*
Old money Old money (french: vieux riche ) is "the inherited wealth of The Establishment, established upper class, upper-class families (i.e. gentry, patrician (post-Roman Europe), patriciate)" or "a person, family, or lineage possessing inherited wealth ...
*
Timocracy A timocracy (from Greek Greek may refer to: Greece Anything of, from, or related to Greece Greece ( el, Ελλάδα, , ), officially the Hellenic Republic, is a country located in Southeast Europe.
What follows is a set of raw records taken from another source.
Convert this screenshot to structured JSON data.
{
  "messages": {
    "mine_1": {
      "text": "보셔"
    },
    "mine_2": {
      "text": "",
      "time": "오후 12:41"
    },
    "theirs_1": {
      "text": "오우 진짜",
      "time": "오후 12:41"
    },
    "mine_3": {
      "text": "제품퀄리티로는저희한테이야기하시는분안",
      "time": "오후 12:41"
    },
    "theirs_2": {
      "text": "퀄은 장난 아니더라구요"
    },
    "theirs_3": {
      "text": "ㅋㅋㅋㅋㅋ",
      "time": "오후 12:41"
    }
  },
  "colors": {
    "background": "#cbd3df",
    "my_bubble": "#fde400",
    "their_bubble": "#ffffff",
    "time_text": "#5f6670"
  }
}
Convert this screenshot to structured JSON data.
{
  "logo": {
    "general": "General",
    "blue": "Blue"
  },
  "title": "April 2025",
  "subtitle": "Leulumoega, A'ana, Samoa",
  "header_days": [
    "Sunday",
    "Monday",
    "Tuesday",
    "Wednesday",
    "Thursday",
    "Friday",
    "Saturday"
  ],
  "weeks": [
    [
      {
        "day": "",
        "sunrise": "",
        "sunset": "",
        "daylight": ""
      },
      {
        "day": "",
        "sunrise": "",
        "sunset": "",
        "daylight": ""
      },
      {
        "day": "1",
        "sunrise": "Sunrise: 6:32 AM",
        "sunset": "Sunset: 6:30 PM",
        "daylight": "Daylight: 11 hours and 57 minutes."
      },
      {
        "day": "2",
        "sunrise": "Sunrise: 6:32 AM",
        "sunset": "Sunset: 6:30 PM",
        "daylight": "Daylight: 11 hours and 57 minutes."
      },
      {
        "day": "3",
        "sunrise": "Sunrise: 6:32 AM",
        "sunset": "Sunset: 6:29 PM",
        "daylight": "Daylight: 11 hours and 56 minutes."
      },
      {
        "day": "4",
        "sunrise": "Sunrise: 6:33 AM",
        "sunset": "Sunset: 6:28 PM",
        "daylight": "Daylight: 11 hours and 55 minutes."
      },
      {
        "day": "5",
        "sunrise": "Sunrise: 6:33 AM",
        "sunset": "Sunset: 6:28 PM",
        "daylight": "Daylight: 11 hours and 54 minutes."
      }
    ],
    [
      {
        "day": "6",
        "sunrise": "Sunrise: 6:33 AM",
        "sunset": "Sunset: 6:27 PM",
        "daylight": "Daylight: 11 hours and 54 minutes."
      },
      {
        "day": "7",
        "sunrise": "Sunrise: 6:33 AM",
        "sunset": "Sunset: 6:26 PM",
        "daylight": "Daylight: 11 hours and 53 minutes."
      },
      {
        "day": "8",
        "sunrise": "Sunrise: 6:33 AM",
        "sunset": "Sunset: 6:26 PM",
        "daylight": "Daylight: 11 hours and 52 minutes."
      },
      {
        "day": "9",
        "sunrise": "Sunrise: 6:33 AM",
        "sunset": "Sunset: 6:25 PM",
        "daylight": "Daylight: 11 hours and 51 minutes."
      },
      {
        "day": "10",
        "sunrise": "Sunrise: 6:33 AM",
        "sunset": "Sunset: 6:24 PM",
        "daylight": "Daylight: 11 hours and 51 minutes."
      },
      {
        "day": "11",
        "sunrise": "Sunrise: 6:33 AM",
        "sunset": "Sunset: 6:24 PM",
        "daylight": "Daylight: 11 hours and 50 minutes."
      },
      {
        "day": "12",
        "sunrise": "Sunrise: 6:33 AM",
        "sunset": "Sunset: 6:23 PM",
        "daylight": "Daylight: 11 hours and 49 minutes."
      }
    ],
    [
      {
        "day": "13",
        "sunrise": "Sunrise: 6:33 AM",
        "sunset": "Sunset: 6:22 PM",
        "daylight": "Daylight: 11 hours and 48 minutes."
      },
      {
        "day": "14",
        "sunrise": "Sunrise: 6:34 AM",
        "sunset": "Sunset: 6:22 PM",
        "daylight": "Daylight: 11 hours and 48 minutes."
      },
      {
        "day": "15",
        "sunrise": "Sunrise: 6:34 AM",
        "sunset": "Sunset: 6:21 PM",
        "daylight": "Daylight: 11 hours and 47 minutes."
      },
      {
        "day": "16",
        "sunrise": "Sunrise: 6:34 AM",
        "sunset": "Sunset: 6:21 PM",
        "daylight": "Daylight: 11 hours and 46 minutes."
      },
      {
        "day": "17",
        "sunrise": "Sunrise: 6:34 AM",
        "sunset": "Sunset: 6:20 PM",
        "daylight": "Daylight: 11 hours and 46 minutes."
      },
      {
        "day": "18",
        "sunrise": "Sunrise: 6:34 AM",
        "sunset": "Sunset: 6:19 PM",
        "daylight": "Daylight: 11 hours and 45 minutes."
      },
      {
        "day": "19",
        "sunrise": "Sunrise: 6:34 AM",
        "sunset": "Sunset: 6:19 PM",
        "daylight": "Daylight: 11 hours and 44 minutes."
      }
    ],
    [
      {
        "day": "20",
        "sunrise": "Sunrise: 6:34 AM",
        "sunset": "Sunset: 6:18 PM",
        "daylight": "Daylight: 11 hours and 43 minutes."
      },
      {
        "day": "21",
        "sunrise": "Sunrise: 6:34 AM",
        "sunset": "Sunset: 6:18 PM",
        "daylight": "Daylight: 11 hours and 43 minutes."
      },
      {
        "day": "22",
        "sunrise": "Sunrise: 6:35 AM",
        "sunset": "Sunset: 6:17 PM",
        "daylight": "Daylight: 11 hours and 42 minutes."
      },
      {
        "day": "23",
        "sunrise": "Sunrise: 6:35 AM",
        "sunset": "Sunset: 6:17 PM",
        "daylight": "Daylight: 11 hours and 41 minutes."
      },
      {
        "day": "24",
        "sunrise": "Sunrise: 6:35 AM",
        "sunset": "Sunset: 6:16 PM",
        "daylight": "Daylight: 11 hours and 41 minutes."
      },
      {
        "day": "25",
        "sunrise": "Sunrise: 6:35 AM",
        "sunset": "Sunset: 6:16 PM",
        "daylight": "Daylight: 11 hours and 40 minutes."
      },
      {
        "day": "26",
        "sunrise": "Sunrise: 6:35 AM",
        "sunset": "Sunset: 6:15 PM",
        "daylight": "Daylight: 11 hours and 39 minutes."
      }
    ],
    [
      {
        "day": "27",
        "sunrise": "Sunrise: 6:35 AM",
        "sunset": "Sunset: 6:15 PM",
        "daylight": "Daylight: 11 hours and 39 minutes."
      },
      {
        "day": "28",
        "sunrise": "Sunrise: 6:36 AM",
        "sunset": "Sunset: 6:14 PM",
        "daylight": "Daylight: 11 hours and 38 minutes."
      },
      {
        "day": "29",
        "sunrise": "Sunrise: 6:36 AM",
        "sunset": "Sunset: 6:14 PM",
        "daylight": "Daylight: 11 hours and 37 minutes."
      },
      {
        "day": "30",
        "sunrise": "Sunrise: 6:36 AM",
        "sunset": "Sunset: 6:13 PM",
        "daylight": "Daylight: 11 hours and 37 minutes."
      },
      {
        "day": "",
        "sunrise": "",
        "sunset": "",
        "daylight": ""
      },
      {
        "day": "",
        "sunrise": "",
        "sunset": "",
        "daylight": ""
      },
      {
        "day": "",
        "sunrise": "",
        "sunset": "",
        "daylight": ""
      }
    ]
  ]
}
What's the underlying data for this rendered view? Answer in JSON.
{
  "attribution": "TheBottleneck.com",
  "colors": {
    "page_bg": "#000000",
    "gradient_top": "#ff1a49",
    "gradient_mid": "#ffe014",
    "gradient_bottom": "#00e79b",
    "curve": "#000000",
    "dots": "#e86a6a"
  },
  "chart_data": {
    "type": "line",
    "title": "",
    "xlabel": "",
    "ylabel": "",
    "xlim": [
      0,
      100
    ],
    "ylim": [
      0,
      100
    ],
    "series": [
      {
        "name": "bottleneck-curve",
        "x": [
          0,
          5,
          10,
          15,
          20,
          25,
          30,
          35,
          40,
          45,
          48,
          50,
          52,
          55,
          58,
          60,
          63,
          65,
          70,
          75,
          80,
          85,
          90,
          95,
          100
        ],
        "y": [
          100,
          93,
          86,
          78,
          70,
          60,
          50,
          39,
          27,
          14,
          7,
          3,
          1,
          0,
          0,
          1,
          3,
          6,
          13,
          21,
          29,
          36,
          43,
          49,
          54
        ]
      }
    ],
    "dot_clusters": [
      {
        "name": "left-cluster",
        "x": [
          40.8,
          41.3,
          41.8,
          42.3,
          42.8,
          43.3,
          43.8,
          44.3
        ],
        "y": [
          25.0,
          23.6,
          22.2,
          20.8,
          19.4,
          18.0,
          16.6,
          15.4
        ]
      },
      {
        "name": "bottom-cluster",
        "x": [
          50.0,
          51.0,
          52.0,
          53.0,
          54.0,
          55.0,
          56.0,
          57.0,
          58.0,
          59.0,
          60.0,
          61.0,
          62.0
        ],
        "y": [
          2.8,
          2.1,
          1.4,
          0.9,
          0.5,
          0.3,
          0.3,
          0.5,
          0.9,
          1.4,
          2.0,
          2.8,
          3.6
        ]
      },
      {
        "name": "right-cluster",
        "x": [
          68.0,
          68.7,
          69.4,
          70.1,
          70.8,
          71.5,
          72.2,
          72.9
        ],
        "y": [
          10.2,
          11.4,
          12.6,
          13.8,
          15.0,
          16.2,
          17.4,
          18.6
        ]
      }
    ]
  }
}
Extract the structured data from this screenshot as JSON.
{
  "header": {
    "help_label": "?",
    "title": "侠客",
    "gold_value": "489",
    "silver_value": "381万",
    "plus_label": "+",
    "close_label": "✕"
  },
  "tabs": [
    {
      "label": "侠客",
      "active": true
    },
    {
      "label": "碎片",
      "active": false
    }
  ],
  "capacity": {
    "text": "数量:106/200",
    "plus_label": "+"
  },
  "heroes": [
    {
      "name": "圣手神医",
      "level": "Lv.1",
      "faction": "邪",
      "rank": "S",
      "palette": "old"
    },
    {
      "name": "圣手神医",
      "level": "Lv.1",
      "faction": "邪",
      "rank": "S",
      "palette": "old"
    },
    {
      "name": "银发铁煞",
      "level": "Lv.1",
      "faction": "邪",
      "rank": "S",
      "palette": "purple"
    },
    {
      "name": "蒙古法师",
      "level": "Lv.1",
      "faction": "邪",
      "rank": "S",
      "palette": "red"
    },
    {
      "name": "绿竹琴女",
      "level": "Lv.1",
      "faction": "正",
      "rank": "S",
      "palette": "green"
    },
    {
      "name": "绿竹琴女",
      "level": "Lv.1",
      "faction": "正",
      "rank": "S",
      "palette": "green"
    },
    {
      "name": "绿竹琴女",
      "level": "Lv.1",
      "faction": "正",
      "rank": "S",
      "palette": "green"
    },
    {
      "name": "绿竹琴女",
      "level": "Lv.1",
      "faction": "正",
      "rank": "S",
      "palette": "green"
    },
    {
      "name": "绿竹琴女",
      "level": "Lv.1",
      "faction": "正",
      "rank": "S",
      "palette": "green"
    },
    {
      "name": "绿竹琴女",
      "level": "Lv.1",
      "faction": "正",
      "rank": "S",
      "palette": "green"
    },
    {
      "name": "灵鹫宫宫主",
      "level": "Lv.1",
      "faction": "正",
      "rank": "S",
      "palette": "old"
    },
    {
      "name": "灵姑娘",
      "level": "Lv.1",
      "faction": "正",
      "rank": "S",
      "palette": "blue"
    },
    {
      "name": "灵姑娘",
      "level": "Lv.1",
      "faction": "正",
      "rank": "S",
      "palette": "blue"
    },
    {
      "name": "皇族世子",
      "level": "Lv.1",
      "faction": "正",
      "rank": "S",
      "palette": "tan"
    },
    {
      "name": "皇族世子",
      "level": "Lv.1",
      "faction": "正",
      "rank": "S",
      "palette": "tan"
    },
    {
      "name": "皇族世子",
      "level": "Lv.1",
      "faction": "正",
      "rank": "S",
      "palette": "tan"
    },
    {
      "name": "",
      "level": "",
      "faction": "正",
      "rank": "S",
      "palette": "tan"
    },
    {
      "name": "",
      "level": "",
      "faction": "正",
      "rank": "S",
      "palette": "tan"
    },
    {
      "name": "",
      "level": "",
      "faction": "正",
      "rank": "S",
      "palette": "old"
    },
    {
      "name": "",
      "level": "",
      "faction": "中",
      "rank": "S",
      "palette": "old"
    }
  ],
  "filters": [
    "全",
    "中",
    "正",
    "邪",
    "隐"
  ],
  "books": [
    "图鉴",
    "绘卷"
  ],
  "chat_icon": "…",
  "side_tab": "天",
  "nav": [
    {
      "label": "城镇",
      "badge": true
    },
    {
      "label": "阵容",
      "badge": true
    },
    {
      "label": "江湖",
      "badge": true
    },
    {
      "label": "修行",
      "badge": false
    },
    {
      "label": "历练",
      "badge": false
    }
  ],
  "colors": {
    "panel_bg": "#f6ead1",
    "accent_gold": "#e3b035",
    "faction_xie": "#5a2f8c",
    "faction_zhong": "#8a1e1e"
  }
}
Its population is approximately 10.7 mil ...
*
Tyranny A tyrant (from Ancient Greek Ancient Greek includes the forms of the Greek language used in ancient Greece and the classical antiquity, ancient world from around 1500 BC to 300 BC. It is often roughly divided into the following peri ...


References


Further reading

* Bengtsson, Erik, et al. "Aristocratic wealth and inequality in a changing society: Sweden, 1750–1900." ''Scandinavian Journal of History'' 44.1 (2019): 27–52
Online
* Cannon, John. ''History'', Oxford University Press, 1997, * Liu, Jia. "Study on the Decline of the British Aristocracy from the Perspective of Modernization." ''2018 4th International Conference on Economics, Management and Humanities Science'' (2018)
Online
* Schutte, Kimberly. ''Women, Rank, and Marriage in the British Aristocracy, 1485-2000: An Open Elite?'' (Springer, 2014). * Wasson, Ellis. ''Aristocracy in the Modern World'', Palgrave Macmillan, 2006. {{DEFAULTSORT:Aristocracy (Government) Ancient Greek government Oligarchy Social classes Social groups